to high-level problems such as multi-agent coordination. In this
paper we examine the problem of finding a robust exploration
strategy for a team of mobile robots that takes into account
communication limitations.We propose four performance metrics
to evaluate and compare existing multi-robot exploration algorithms,
and present a role-based approach in which robots either
act as explorers or as relays. The result is a complete exploration
of the environment in which information is efficiently returned
to a central command centre, which is particularly applicable to
the domain of rescue robotics.
Abstract: Multi-agentsystems get deployed more and more often in settings where they share a common real-world environment. Therefore, it becomes necessary to include sensory information in the reasoning and coordination of agents. The Active Sensor Web (ASW) aims to deliver coherent models and components to this end. The architeccture and some exemplary applications of the ASW are described in this paper.
Abstract: Recently, a theory for stochastic optimal control in non-linear dynamical systems in continuous space-time has been developed (Kappen, 2005). We apply this theory to collaborative multi-agentsystems. The agents
evolve according to a given non-linear dynamics with additive Wiener noise. Each
agent can control its own dynamics. The goal
is to minimize the accumulated joint cost,
which consists of a state dependent term and
a term that is quadratic in the control. We focus on systems of non-interacting agents that
have to distribute themselves optimally over
a number of targets, given a set of end-costs
for the different possible agent-target combinations. We show that optimal control is
the combinatorial sum of independent single-
agent single-target optimal controls weighted
by a factor proportional to the end-costs
of the different combinations. Thus, multi-
agent control is related to a standard graphical model inference problem. The additional
computational cost compared to single-agent
control is exponential in the tree-width of the
graph specifying the combinatorial sum times
the number of targets. We illustrate the result by simulations of systems with up to 42
Abstract: Research on multi-agentsystems frequently involves experiments with agents, including situations where humans engage in interactions with agents. Consequently, the ﬁeld of experimental (human) sciences becomes more and more relevant. This paper clariﬁes how things can and often do go wrong in distributed AI experiments. We show the ﬂaws in methodological design in existing literature (both with and without humans) and work out an example involving human test-subjects to introduce the
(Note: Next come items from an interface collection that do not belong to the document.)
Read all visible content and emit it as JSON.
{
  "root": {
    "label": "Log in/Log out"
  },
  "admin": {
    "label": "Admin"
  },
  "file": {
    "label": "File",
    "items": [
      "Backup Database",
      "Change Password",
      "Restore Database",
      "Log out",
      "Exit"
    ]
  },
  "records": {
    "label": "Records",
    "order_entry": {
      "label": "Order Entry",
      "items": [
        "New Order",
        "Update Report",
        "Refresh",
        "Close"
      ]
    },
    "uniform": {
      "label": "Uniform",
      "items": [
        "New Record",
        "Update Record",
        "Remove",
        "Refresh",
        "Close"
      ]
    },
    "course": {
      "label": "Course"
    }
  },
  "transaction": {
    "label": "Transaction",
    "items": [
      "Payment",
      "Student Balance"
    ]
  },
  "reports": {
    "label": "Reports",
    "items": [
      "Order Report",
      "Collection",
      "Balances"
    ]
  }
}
fundamental issues of experimental design. Furthermore, we provide researchers with an approach to improve their experimental design. We wish to stimulate researchers to conduct better experiments – which will beneﬁt us all.